1. Welcome Hearth.com Guests and Visitors - Please enjoy our forums!
    Hearth.com GOLD Sponsors who help bring the site content to you:
    Hearthstone Soapstone and Cast-Iron stoves( Wood, Gas or Pellet Stoves and Inserts)
    Caluwe - Passion for Fire and Water ( Pellet and Wood Hydronic and Space Heating)

First "modern" wood stove! wow.

Post in 'Classic Wood Stove Forums (prior to approx. 1993)' started by Ricky, Nov 10, 2013.

  1. Ricky

    Ricky New Member

    Joined:
    Nov 9, 2013
    Messages:
    7
    Loc:
    North Central, WA
    Thanks to this forum i was able to quickly install our first modern (i think i'm using the term loosely) wood stove yesterday. This is only our second year in a cold climate and last year we had a double door stove oldschool stove that wasn't sealed or anything. it didn't put out much heat so i installed a heat exchanger and that made it work but still it'd only hold a fire for a few hours which meant interrupted sleep all night or a 50° house in the morning.

    On friday i found a used Kent Sherwood from '84. It's a small sealed glass front stove with a weird circular airflow inside. It was in good shape and $150 so i ran down to pick it up and installed it yesterday.

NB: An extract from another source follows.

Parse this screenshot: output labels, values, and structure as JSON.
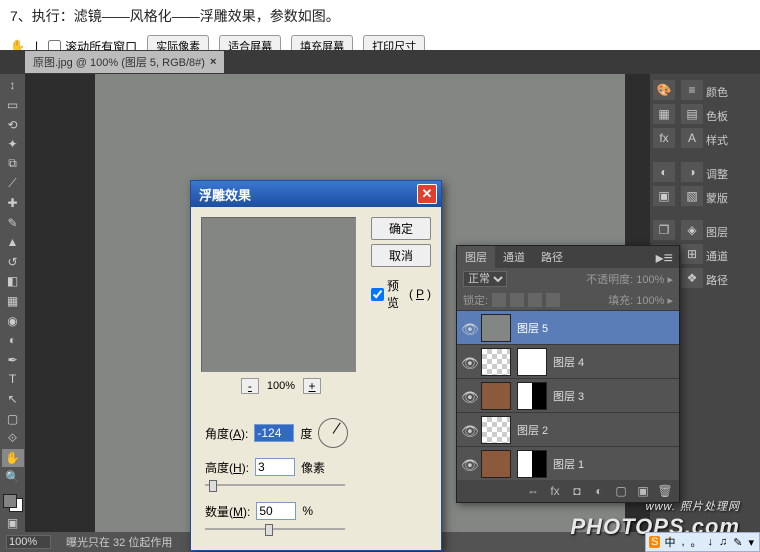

    WOW, Huge massive difference not only in the length of time the stove holds a fire but mostly in the amount of heat coming off the stove vs. up the flue. The heat exchanger did almost nothing last night. My old stove would read 160° and the exchanger would start cycling and stay on continuously above 200°. This new stove will read 300-400° and the heat exchanger cycles occasionally. I'm thinking about just removing it completely but it does provide a convenient fan to move air around so I kinda want to keep it.

    I just wanted to post a thanks for the quick install help and a review of this little Kent Sherwood stove. So far (first 24hrs) it's head and tails above my old stove and i'm thinking i'm gonna have a whole lotta wood left over this year... :)
    webbie likes this.

    Helpful Sponsor Ads!





  2. pen

    pen There are some who call me...mod. Staff Member

    Joined:
    Aug 2, 2007
    Messages:
    7,102
    Loc:
    N.E. Penna
    Glad to hear you found a way to make improvement!

    Keep a close eye on that heat exchanger if you keep it there. Robbing heat from the stack can increase creosote formation. Don't be afraid to give the brush some exercise.

    Hope the stove works well for many years for you.
    stoveguy2esw likes this.
  3. begreen

    begreen Mooderator Staff Member

    Joined:
    Nov 18, 2005
    Messages:
    48,325
    Loc:
    South Puget Sound, WA
    Agreed. The heat robber is not needed with a modern stove. I'd remove it and sell on craigslist.

Share This Page